Exercise requirements: Each line below that holds the word "HelloWorld" counts once; state the total number of such lines and nothing else.

Records for the exercise:

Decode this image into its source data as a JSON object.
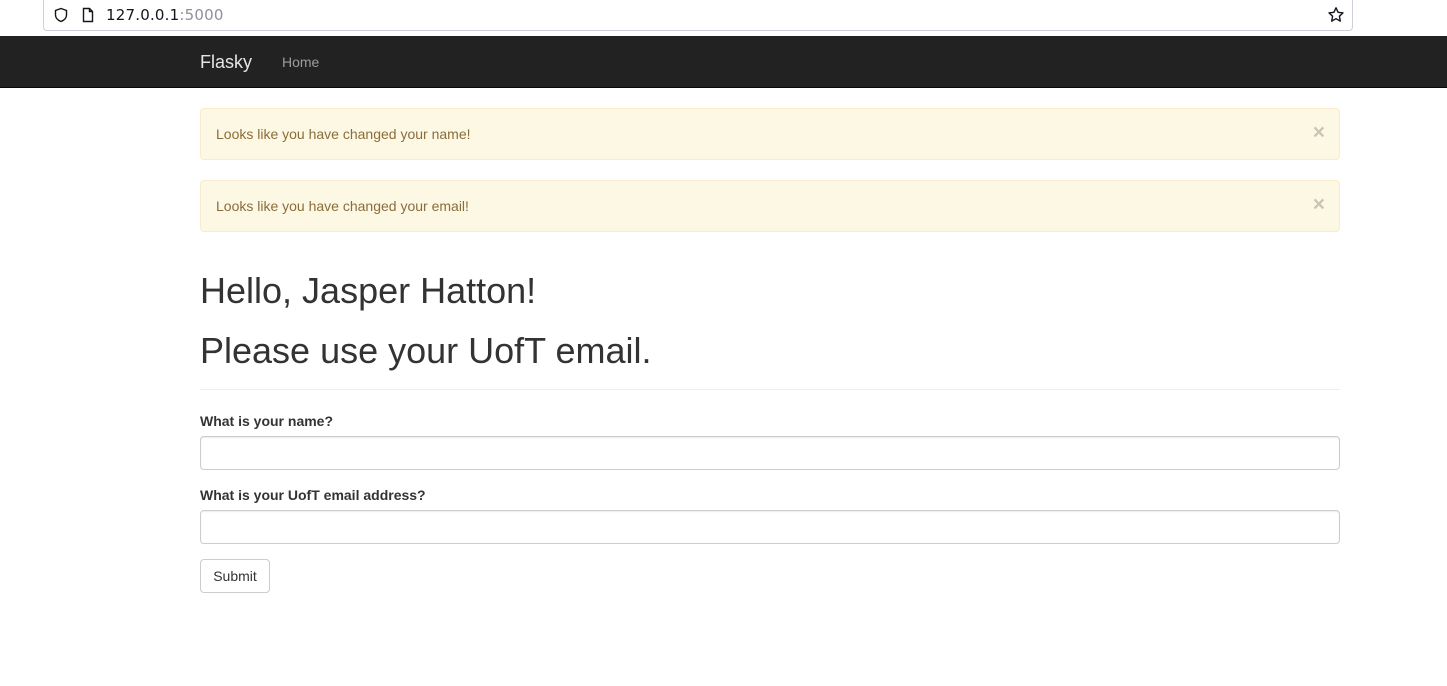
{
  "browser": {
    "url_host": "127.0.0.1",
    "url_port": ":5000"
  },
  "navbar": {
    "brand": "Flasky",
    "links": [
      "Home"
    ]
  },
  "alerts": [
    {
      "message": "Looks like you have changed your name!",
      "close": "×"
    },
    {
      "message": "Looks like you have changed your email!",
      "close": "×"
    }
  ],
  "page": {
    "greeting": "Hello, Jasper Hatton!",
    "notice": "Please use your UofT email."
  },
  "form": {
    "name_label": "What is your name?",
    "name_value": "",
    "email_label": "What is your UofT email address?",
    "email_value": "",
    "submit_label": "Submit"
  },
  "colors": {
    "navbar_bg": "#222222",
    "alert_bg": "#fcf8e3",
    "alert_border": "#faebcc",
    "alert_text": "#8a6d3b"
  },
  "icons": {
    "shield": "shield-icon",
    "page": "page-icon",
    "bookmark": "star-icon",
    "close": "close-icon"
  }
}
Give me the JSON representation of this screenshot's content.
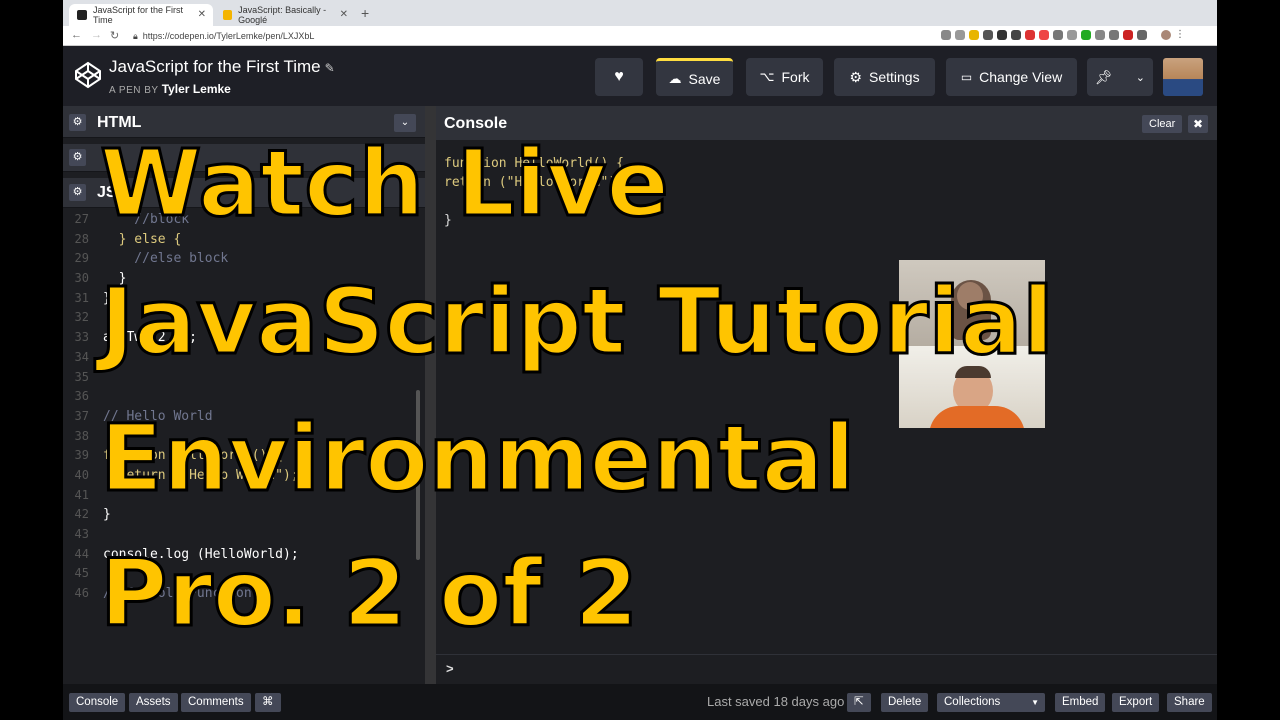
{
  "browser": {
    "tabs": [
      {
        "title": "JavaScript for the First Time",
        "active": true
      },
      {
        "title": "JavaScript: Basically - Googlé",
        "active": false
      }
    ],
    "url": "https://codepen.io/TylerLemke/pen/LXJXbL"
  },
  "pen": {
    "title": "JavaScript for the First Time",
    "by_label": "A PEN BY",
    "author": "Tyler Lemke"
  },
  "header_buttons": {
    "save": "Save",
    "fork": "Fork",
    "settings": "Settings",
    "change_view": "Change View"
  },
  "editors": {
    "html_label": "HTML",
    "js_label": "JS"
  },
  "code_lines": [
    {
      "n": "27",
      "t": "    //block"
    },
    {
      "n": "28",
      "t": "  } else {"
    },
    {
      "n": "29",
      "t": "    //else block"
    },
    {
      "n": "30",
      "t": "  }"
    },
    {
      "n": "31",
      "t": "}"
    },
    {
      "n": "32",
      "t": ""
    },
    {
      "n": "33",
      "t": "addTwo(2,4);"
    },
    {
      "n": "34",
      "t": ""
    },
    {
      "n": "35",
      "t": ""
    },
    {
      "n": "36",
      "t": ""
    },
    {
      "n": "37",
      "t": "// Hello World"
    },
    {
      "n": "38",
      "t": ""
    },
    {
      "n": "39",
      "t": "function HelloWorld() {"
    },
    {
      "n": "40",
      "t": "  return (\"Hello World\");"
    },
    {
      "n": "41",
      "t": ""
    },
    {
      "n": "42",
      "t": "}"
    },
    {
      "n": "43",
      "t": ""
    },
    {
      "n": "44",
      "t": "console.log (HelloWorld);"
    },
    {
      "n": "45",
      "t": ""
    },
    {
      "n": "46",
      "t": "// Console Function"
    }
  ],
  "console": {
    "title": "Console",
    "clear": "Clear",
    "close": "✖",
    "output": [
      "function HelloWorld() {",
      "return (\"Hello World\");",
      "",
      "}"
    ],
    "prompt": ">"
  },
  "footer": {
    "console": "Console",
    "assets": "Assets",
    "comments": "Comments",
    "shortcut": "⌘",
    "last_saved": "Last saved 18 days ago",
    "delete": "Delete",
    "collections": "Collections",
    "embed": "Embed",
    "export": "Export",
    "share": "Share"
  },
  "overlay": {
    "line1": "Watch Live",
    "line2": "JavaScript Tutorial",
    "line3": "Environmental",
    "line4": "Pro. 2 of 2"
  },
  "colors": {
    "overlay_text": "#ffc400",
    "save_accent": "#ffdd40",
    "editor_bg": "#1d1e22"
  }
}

Solution below: 3